InfluxDB is a free open source time-series database that helps store and organize data in a way that makes it easy to analyze and visualize. It is commonly used in IoT solutions, where it can collect data from various smart devices and provide a centralized view of the information for better understanding and control. When I started using InfluxDB I decided that my approach was one bucket purpose. So capturing data for my home computer is one bucket and capturing data for my network is another overtime this has grown two ways a large amount of buckets. To visualize and alert on the data I use Grafana.
Grafana another free open source tool is a powerful data visualization and monitoring tool used to display data in an interactive and appealing manner. It allows you to create customizable dashboards, charts, and graphs, making it easier to understand complex information. To better use these features you need data sources and instead manually setting up each data source manually I prefer to use Infrastructure as code tools like Terraform to be able to create and manage a large number of data sources within my Grafana instance.
After deploying my first two buckets by copying and pasting, I realized it would be more efficient to create a module that can cycle through a list of database names for the buckets. And that’s why you’re reading this post!

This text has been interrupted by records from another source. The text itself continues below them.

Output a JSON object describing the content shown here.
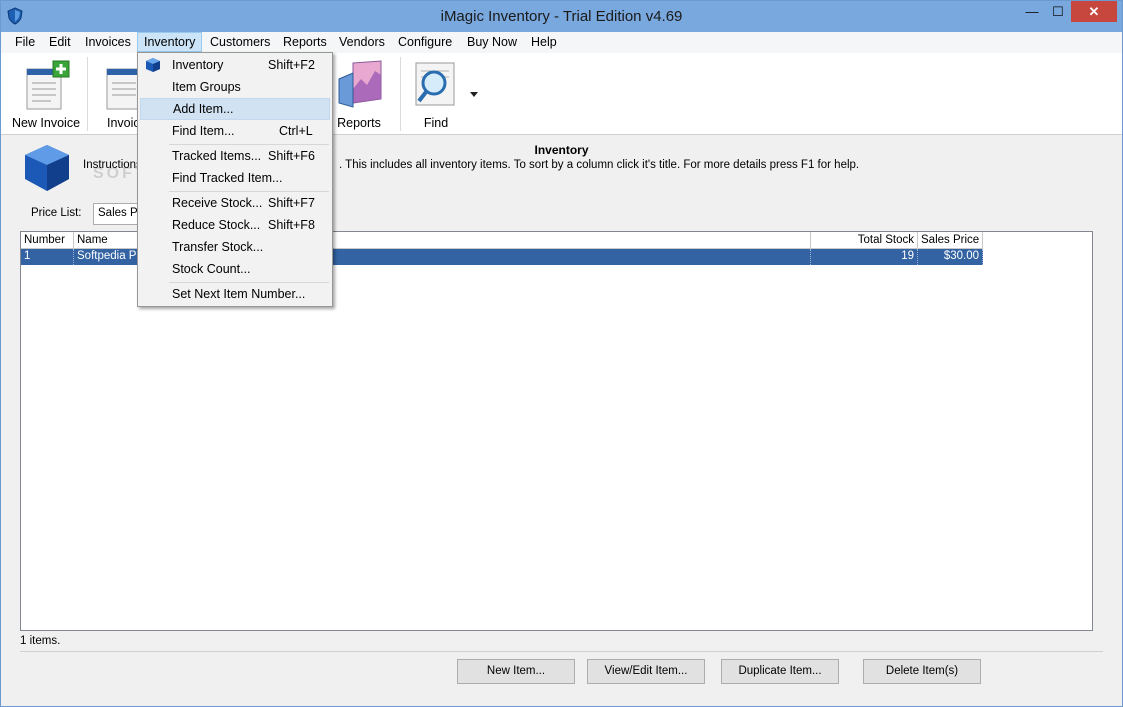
{
  "window": {
    "title": "iMagic Inventory - Trial Edition v4.69",
    "min_glyph": "—",
    "max_glyph": "☐",
    "close_glyph": "✕"
  },
  "menu": [
    "File",
    "Edit",
    "Invoices",
    "Inventory",
    "Customers",
    "Reports",
    "Vendors",
    "Configure",
    "Buy Now",
    "Help"
  ],
  "toolbar": {
    "new_invoice": "New Invoice",
    "invoices_partial": "Invoic",
    "reports": "Reports",
    "find": "Find",
    "watermark": "SOFTPEDIA"
  },
  "header": {
    "title": "Inventory",
    "instructions_start": "Instructions",
    "instructions_end": ". This includes all inventory items. To sort by a column click it's title. For more details press F1 for help."
  },
  "price_list": {
    "label": "Price List:",
    "value": "Sales Pr"
  },
  "table": {
    "columns": [
      "Number",
      "Name",
      "Total Stock",
      "Sales Price"
    ],
    "rows": [
      {
        "number": "1",
        "name": "Softpedia Pr",
        "total_stock": "19",
        "sales_price": "$30.00"
      }
    ]
  },
  "status": "1 items.",
  "buttons": {
    "new_item": "New Item...",
    "view_edit": "View/Edit Item...",
    "duplicate": "Duplicate Item...",
    "delete": "Delete Item(s)"
  },
  "dropdown": [
    {
      "label": "Inventory",
      "shortcut": "Shift+F2"
    },
    {
      "label": "Item Groups",
      "shortcut": ""
    },
    {
      "label": "Add Item...",
      "shortcut": ""
    },
    {
      "label": "Find Item...",
      "shortcut": "Ctrl+L"
    },
    {
      "label": "Tracked Items...",
      "shortcut": "Shift+F6"
    },
    {
      "label": "Find Tracked Item...",
      "shortcut": ""
    },
    {
      "label": "Receive Stock...",
      "shortcut": "Shift+F7"
    },
    {
      "label": "Reduce Stock...",
      "shortcut": "Shift+F8"
    },
    {
      "label": "Transfer Stock...",
      "shortcut": ""
    },
    {
      "label": "Stock Count...",
      "shortcut": ""
    },
    {
      "label": "Set Next Item Number...",
      "shortcut": ""
    }
  ],
  "colors": {
    "titlebar": "#78a8de",
    "selected_row": "#3363a3",
    "close_button": "#c7463d",
    "menu_active": "#cce4f7"
  },
  "icons": [
    "shield-app-icon",
    "new-invoice-icon",
    "invoices-icon",
    "reports-chart-icon",
    "find-magnifier-icon",
    "inventory-cube-icon"
  ]
}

I’m thrilled to share my first Terraform Module that utilizes the Grafana provider to deploy InfluxDB data sources in a more effective manner. This module supports Grafana OSS, Cloud, and Managed Grafana on Azure, as well as InfluxDB data sources running on premises and InfluxDB Cloud. You can find it in the Terraform Registry at the following link: Terraform Registry Link. Over the next month I’ll continue to import more the IaC management of my Grafana instance into Terraform and will continue to create and release new modules when appropriate.